Puccini
25 November 2014

It seems that the landmark that signals that one has abandoned the neophite stage in opera happens when one starts to feel contempt for Puccini. There is no shortage of irony in the fact that most of us started listening to opera precisely because of him, but it is true that his operas soon feel very unsophisticated, too saccharine. And yet, I felt defensive when Anthony Arblaster goes out of his way to single out Puccini and Richard Wagner in Viva La Libertà!: Politics in Opera for not writing about politics. Or even worse, because politics happens in the background, but none of the characters seem to be motivated by politics. I cannot discuss that. Anyone can see that the political background of Tosca –one of my personal favorites– is an extraneous device sets the plot in motion and yet it is ignored in the most critical moments.

However, I feel that this particular criticism expresses the frustration with Puccini for not being Verdi. For being the composter after Verdi and not inheriting his public commitment. And that seems unfair. If nothing else, because politics enter Puccini’s production without flamboyant passion, as the circumstances in which characters take decisions, and not as the center of the action. Characters live in politics, but not for politics. It seems to me that in Puccini, politics abandons the mithological stage of the hero and the metaphor so dear to Wagner.1

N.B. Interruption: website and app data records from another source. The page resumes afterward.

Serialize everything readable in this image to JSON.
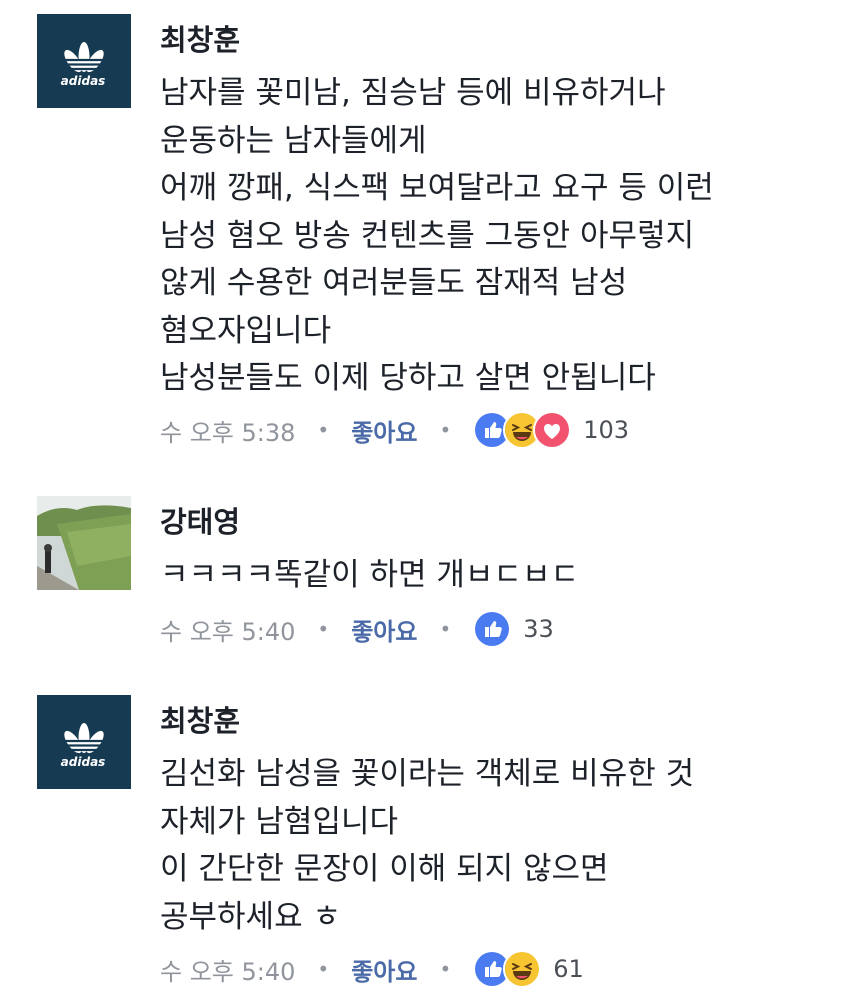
{
  "comments": [
    {
      "author": "최창훈",
      "avatar_brand": "adidas",
      "lines": [
        "남자를 꽃미남, 짐승남 등에 비유하거나",
        "운동하는 남자들에게",
        "어깨 깡패, 식스팩 보여달라고 요구 등 이런",
        "남성 혐오 방송 컨텐츠를 그동안 아무렇지",
        "않게 수용한 여러분들도 잠재적 남성",
        "혐오자입니다",
        "남성분들도 이제 당하고 살면 안됩니다"
      ],
      "time": "수 오후 5:38",
      "like_label": "좋아요",
      "reactions": [
        "like",
        "haha",
        "love"
      ],
      "reaction_count": "103"
    },
    {
      "author": "강태영",
      "avatar_brand": "",
      "lines": [
        "ㅋㅋㅋㅋ똑같이 하면 개ㅂㄷㅂㄷ"
      ],
      "time": "수 오후 5:40",
      "like_label": "좋아요",
      "reactions": [
        "like"
      ],
      "reaction_count": "33"
    },
    {
      "author": "최창훈",
      "avatar_brand": "adidas",
      "lines": [
        "김선화 남성을 꽃이라는 객체로 비유한 것",
        "자체가 남혐입니다",
        "이 간단한 문장이 이해 되지 않으면",
        "공부하세요 ㅎ"
      ],
      "time": "수 오후 5:40",
      "like_label": "좋아요",
      "reactions": [
        "like",
        "haha"
      ],
      "reaction_count": "61"
    }
  ],
  "separator": "•",
  "colors": {
    "like": "#4b7bf0",
    "haha": "#f7c531",
    "love": "#f2526e",
    "link": "#4b6aa8",
    "meta": "#90949c",
    "adidas_bg": "#163a52"
  }
}
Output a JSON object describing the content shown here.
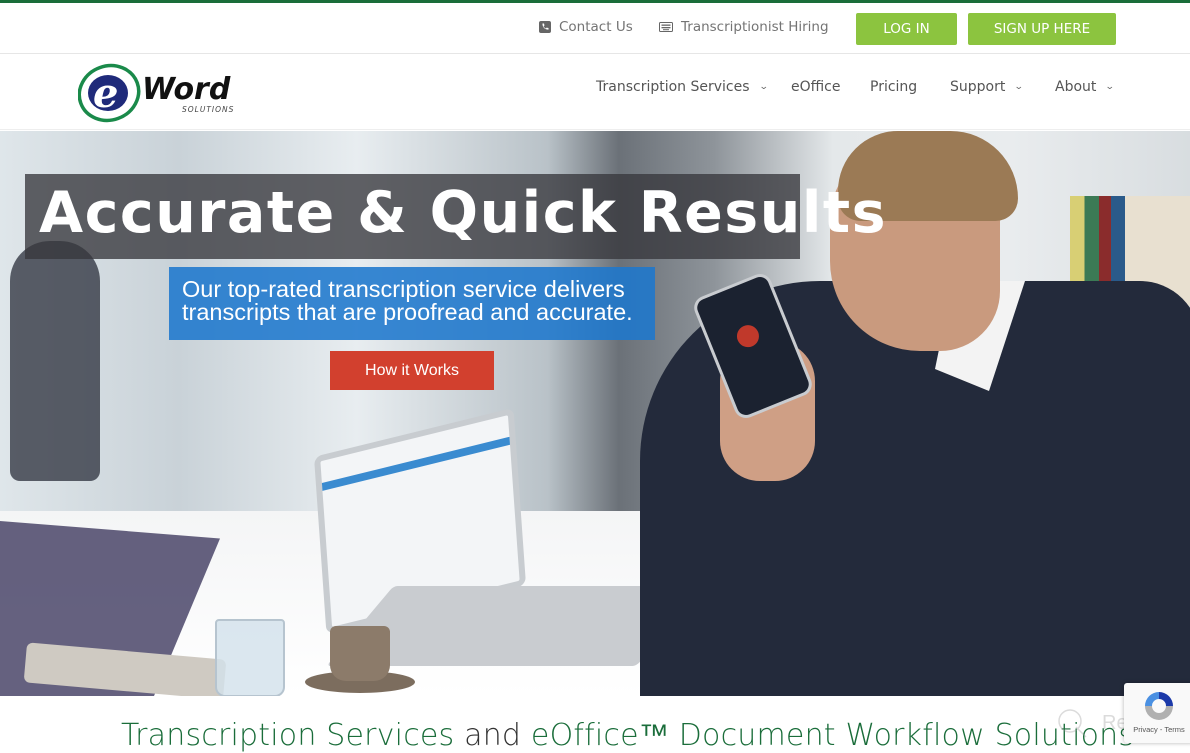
{
  "colors": {
    "brand_green": "#1a6d3a",
    "button_green": "#8cc43f",
    "hero_blue": "#1e78cd",
    "cta_red": "#d2402e"
  },
  "utility_bar": {
    "contact": {
      "label": "Contact Us",
      "icon": "phone-icon"
    },
    "hiring": {
      "label": "Transcriptionist Hiring",
      "icon": "keyboard-icon"
    },
    "login_label": "LOG IN",
    "signup_label": "SIGN UP HERE"
  },
  "logo": {
    "letter": "e",
    "word": "Word",
    "tagline": "SOLUTIONS"
  },
  "nav": {
    "items": [
      {
        "label": "Transcription Services",
        "dropdown": true
      },
      {
        "label": "eOffice",
        "dropdown": false
      },
      {
        "label": "Pricing",
        "dropdown": false
      },
      {
        "label": "Support",
        "dropdown": true
      },
      {
        "label": "About",
        "dropdown": true
      }
    ],
    "chevron": "⌄"
  },
  "hero": {
    "headline": "Accurate & Quick Results",
    "subline_1": "Our top-rated transcription service delivers",
    "subline_2": "transcripts that are proofread and accurate.",
    "cta_label": "How it Works"
  },
  "tagline": {
    "part1": "Transcription Services",
    "part2": " and ",
    "part3": "eOffice™ Document Workflow Solutions"
  },
  "recaptcha": {
    "text": "Privacy - Terms"
  },
  "watermark": {
    "text": "Revain"
  }
}
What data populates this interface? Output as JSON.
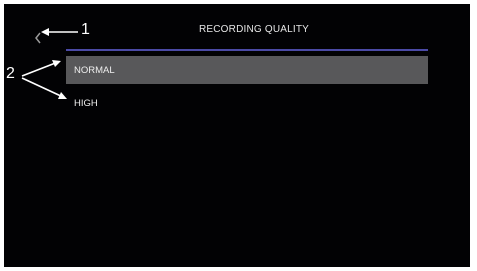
{
  "header": {
    "title": "RECORDING QUALITY",
    "back_icon": "chevron-left-icon"
  },
  "options": [
    {
      "label": "NORMAL",
      "selected": true
    },
    {
      "label": "HIGH",
      "selected": false
    }
  ],
  "callouts": {
    "one": "1",
    "two": "2"
  },
  "colors": {
    "background": "#020204",
    "accent_line": "#4b4aa6",
    "selected_row": "#58585a",
    "text": "#e6e6e6"
  }
}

  1. Another irony here given Puccini’s ambiguous proximity to the Fascist Party.